Online video studios like Revision3 and Break.com have been cutting jobs left and right because they still haven’t figured out how to make serious money. Yet the Hollywood actor’s union, the Screen Actors Guild, and Hollywood studios are locked in an intractable battle about how actors should be compensated for web shows.
Some SAG leaders want online actors to work under a union contract. Studios say they can’t afford to pay what the union wants, because online shows aren’t making much money. Most third-party estimates put total online video revenue from such shows in the tens of millions, not billions.
But it’s not like the studios are in the right here, either. For starters, some have yet to pay Hollywood writers the new media money they’d agreed to pay after last year’s writer’s strike was resolved. Bigger picture, SAG remembers failing to negotiate studio contracts that took into account the boom in cable television and home video, years ago. It wants to avoid a repeat with online video — surely, even if online revenues aren’t here now, they will be one day.
How well does Hollywood’s worker-vs-owner industrial model, currently in action, apply to the web? Not very, if what’s happening to print media is any indicator. Newspapers had unions, while web-based news publications don’t. The newspaper employment dynamic was based on a publisher owning the printing press and using that power to dictate wages and content. Online publishing is not analogous. There’s no printing press to own, which dilutes a publisher’s bargaining power. Online publishers make nowhere near the amounts that newspapers used to — online advertising revenue will only total around $22 billion this year, with much of that going to Google and other non-publishers. Print newspaper advertising has fallen from a record $48.7 billion in 2000 to $42.2 billion in 2007 — a downward trend that’s accelerating this year. There’s not much online money to fight over, these days, and as the print industry’s revenue contracts, any online job becomes more precious to an individual journalist.

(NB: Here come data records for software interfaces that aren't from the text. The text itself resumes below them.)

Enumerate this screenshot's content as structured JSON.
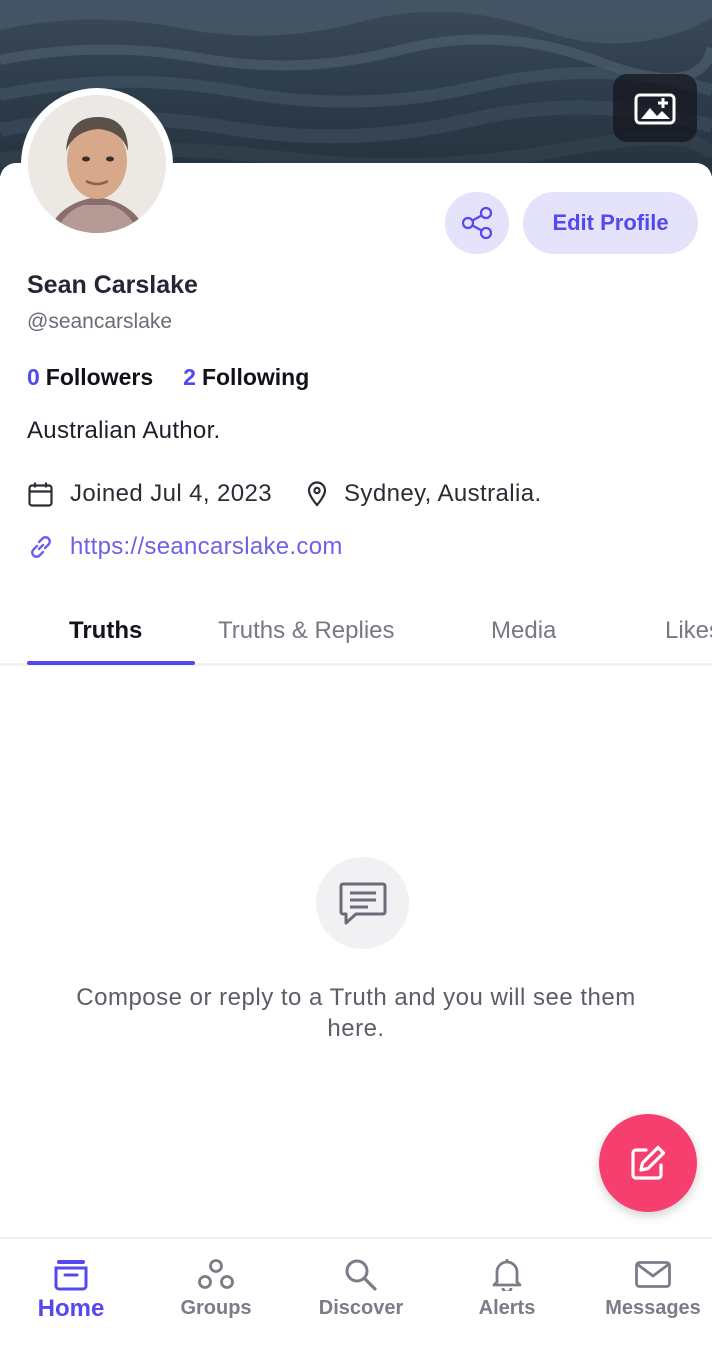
{
  "profile": {
    "display_name": "Sean Carslake",
    "handle": "@seancarslake",
    "followers_count": "0",
    "followers_label": "Followers",
    "following_count": "2",
    "following_label": "Following",
    "bio": "Australian Author.",
    "joined": "Joined Jul 4, 2023",
    "location": "Sydney, Australia.",
    "website": "https://seancarslake.com"
  },
  "actions": {
    "edit_profile_label": "Edit Profile"
  },
  "tabs": [
    {
      "label": "Truths",
      "active": true
    },
    {
      "label": "Truths & Replies",
      "active": false
    },
    {
      "label": "Media",
      "active": false
    },
    {
      "label": "Likes",
      "active": false
    }
  ],
  "empty_state": {
    "message": "Compose or reply to a Truth and you will see them here."
  },
  "bottom_nav": [
    {
      "label": "Home",
      "icon": "home-icon",
      "active": true
    },
    {
      "label": "Groups",
      "icon": "groups-icon",
      "active": false
    },
    {
      "label": "Discover",
      "icon": "search-icon",
      "active": false
    },
    {
      "label": "Alerts",
      "icon": "bell-icon",
      "active": false
    },
    {
      "label": "Messages",
      "icon": "mail-icon",
      "active": false
    }
  ],
  "colors": {
    "accent": "#5448ee",
    "accent_light": "#e4e3fb",
    "fab": "#f63f6e",
    "muted_text": "#787884"
  }
}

Hollywood studios and its unions of actors and writers will continue to duke it out for new media revenue for as long as they can. But long-term, the very structure of online media will reshape everyone. Studios will have to better compensate any actor who makes money for the company, or risk them being recruited to rivals who can pay better; unions will have to continue lowering their demands, or risk becoming obsolete. An anecdote in a recent Los Angeles Times article on the SAG fight with studios illustrates this dynamic already in effect:
Some Web producers, however, have balked at signing SAG contracts. Paul Kontonis, chief executive of For Your Imagination, which produces and distributes Web shows, said SAG wanted his company to become a signatory because a union member stars in its Internet show “Kyle Piccolo,” about a bookstore clerk who dispenses therapy to his customers.
But Kontonis said that wasn’t an option because the cost of paying into the union’s health plan, when balanced against his $30,000 budget for the entire seven-episode series, was prohibitive. For future shows, Kontonis said he wouldn’t be hiring SAG actors.
As in the natural world and in free markets, fewer resources means increased competition — and only the most fit will survive. As a result, some union members are at least concerned about the timing. From the Wall Street Journal:
A big issue is whether SAG leadership will be able to persuade enough of its members to vote for strike authorization. The union’s ranks have long been divided across geographical and political lines, and many SAG members are launching quiet campaigns against issuing a strike authorization. Now, some union members are expressing strong skepticism at moving toward a walkout amid a global economic slump.